That day during the lesson he gets the students to compose an essay about what they want to do after they graduate. As he watches them write, he recalls his first encounter with each student.

Among the students, there is Midori whose father is addicted to alcohol and has dabbled in drugs herself; there is Kazu, a young guy, who is managing to hold down both a manual labor job along with doing evening class; there is Chinese student Chou who, despite having a Japanese mother, is having trouble fitting into Japanese society; Omoni, a Korean living in Japan, who is a mother and owner of a yakiniku (Korean barbeque) restaurant; and there is Inoda, who loves horse racing, but has grown up without learning how to read or write.

Kuroi, not only teaches these “socially disadvantaged people,” but also treats them as a parent or friend would: he lets Midori into his house for a bowl of ramen when she is roaming the streets weak from hunger, and when he sees how Kazu often dozes off during class, he helps him out with his day job to find out just how physically punishing it is. The students in turn become deeply attached to Kuroi, as if he were a parent or friend.

After the essay class, when all the students are having supper in the cafeteria, a call comes through to Kuroi informing him of the death of Inoda, who has been in hospital.
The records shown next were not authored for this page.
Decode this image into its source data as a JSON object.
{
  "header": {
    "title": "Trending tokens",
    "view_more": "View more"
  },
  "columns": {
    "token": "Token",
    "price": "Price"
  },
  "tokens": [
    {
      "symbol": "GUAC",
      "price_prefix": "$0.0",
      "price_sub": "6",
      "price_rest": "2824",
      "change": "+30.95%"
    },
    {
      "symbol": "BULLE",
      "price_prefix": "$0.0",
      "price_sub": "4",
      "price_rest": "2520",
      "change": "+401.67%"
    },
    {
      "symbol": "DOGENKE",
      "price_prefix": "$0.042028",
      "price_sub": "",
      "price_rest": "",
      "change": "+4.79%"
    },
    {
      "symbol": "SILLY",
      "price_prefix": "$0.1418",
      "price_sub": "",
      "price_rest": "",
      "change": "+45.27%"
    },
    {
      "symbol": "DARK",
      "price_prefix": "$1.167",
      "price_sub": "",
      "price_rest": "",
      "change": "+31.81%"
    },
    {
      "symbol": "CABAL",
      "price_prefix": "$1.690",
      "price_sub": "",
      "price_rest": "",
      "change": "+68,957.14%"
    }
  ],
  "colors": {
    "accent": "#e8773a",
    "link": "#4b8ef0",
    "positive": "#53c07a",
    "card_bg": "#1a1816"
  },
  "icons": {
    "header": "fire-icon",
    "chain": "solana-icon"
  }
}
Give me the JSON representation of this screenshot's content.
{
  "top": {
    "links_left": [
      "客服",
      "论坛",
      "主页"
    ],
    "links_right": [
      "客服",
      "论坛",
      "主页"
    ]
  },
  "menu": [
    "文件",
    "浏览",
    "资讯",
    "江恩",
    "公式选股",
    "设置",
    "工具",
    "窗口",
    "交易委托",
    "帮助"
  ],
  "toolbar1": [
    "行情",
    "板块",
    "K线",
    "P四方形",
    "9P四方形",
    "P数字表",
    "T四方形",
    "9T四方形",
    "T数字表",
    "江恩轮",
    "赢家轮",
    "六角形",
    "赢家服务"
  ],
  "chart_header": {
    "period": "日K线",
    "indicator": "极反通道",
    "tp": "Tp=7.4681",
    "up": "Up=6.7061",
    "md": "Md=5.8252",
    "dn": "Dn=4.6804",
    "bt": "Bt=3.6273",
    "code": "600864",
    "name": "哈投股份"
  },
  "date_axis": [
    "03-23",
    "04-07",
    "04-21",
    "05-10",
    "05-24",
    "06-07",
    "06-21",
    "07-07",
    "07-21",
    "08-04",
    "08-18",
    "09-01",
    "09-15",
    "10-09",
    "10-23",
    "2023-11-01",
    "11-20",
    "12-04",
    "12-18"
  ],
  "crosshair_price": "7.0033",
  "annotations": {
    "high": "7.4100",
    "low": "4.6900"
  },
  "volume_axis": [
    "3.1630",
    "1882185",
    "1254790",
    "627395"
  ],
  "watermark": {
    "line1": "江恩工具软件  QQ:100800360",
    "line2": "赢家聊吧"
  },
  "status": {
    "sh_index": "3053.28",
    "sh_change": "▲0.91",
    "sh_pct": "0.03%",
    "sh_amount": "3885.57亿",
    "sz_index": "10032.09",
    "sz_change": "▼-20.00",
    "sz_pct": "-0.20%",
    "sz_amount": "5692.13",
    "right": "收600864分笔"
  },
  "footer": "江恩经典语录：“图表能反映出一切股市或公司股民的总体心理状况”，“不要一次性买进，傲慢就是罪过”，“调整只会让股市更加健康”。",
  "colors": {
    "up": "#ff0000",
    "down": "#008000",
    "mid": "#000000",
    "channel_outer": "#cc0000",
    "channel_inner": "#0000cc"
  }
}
Having received a letter from Inoda which expressed his wish to return to school for his graduation ceremony, Kuroi had just conveyed this news to the students. Kuroi changes the next class to a homeroom session to tell the students about Inoda’s death.

After this movie, sequels were produced under the supervision of Yamada. “Gakko II” (1996) is set in a special school that helps students with disabilities. In “Gakko III” (1998) students, such as single mothers with disabled children, are depicted attending a vocational school. “Age 15 – Gakko IV” (2000), depicts a bunch of students who skip school to go on a hitchhiking trip. Various forms of school education and interactions between teachers and students are depicted in these movies.


Special Link

  • Tokyo Business Hotel | Most recommended budget hotel for a remarkably low rete
  • Homestay in JAPAN!!
  • Internship in Japan
  • Teach in Japan. Teaching English, French, Chinese (etc) Private Lessons to Nearby Students - GetStudents.net


PR